The procedure is divided into the following phases:

  • conduction of a self-assessment by the data controller;
  • submission of the application to the local Cybespace Administration (“local CA”);
  • acceptance or rejection by the local CA of the application, where the local CA check the submitted materials;
  • once acceptance is complete, forwarding of the documentation to the CAC;
  • conduction of the security assessment by the CAC;
  • integration/correction of the submitted materials (if required);
  • conclusion of the procedure and notification of the outcome to the data controller.

The approval by the CAC is valid for 2 years and can be renewed, subject to the submission of a new application, within a specific deadline.
If the above conditions are not met, the data controller may enter into a contract with the overseas recipient according to the standard contract template issued by the CAC.

Before entering into an agreement with the overseas recipient, the data controller must conduct a PIPIA, considering several elements required by the legislation. The assessment must be supplemented by a report, which must be retained for at least 3 years. After signing the standard contract, which may contain additional clauses, but not in conflict with the terms of the standard contract template issued by the CAC, the data controller must file the documentation (the PIPIA report and the signed contract) to the local CA, within 10 working days after the signed contract take effect.

In addition, multinational companies that intend to transfer personal data outside the Chinese territory between their own subsidiaries or affiliated companies or data controllers to which the PIPL applies pursuant to Article 3(2) may apply for the certification issued by a specialized agency.
At this stage, the China Cybersecurity Review Technology and Certification Center (“CCRC”) is the only official agency authorized to conduct the certification process for cross border data transfer.

In order to obtain certification, the Chinese regulation provides for the following steps:

  • adoption of specific measures (such as internal organizational measures, appointment of a person in charge of personal data protection with technical and management experience and risk assessment) and submission of documentation (such as the agreement signed with the overseas recipient or other documentation specified by the agency) to the certification agency by the data controller;
  • assessment of the submitted materials and feedback to the data controller;
  • technical verification by the agency (even by means of third parties) and drafting of a technical verification report;
  • on-site audit by the certification agency and drafting of a report;
  • assessment by the certification agency on the basis of the documentation collected and all the reports drafter, with notification of the outcome to the data controller.
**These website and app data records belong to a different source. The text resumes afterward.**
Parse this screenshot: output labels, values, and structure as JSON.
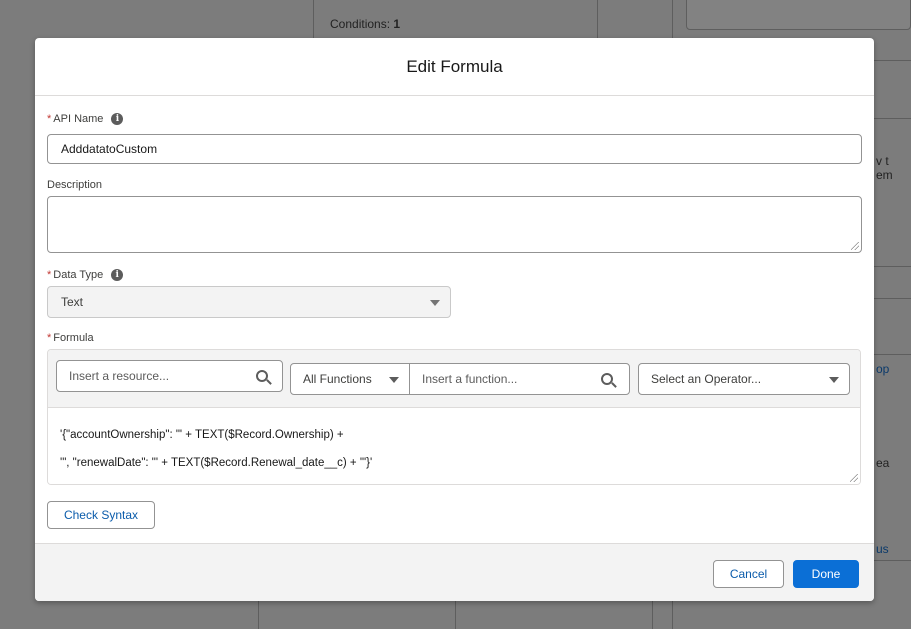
{
  "background": {
    "conditions_label": "Conditions:",
    "conditions_count": "1",
    "frag_1": "v t",
    "frag_2": "em",
    "frag_3": "op",
    "frag_4": "ea",
    "frag_5": "us"
  },
  "modal": {
    "title": "Edit Formula",
    "api_name": {
      "required_mark": "*",
      "label": "API Name",
      "value": "AdddatatoCustom",
      "info_icon": "info-icon"
    },
    "description": {
      "label": "Description",
      "value": ""
    },
    "data_type": {
      "required_mark": "*",
      "label": "Data Type",
      "value": "Text",
      "info_icon": "info-icon"
    },
    "formula": {
      "required_mark": "*",
      "label": "Formula",
      "resource_placeholder": "Insert a resource...",
      "functions_filter": "All Functions",
      "function_placeholder": "Insert a function...",
      "operator_placeholder": "Select an Operator...",
      "lines": [
        "'{\"accountOwnership\": \"' + TEXT($Record.Ownership) +",
        "'\", \"renewalDate\": \"' + TEXT($Record.Renewal_date__c) + '\"}'"
      ]
    },
    "check_syntax_label": "Check Syntax",
    "cancel_label": "Cancel",
    "done_label": "Done"
  },
  "colors": {
    "brand": "#0b6fd6",
    "required": "#c23934",
    "link": "#0b5cab"
  }
}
The certification agency may issue the certification or may require integration/correction to the data controller.

The certification, unless revoked, is valid for three years and can be renewed. 
On the light of the above, compared to the GDPR, the PIPL provides wide discretion to administrative bodies to prescribe and authorize (or limit) cross-border data transfers.


The PIPL is, on several points, similar to the GDPR regulation. Therefore, multinationals that are already GDPR-compliant will face less challenges complying than SMEs that operate mostly domestically.

However, unlike the GDPR, the PIPL offers wide discretion to the government and administrative bodies with regard to personal data and the promotion of national security interests, as they may hinder the transfer of data outside China.
In any case, it is necessary to pay attention to this legislation, since like the GDPR, penalties (financial and non-financial) are provided for in the event of violations, which can be imposed not only on data controllers, but also on managements officers.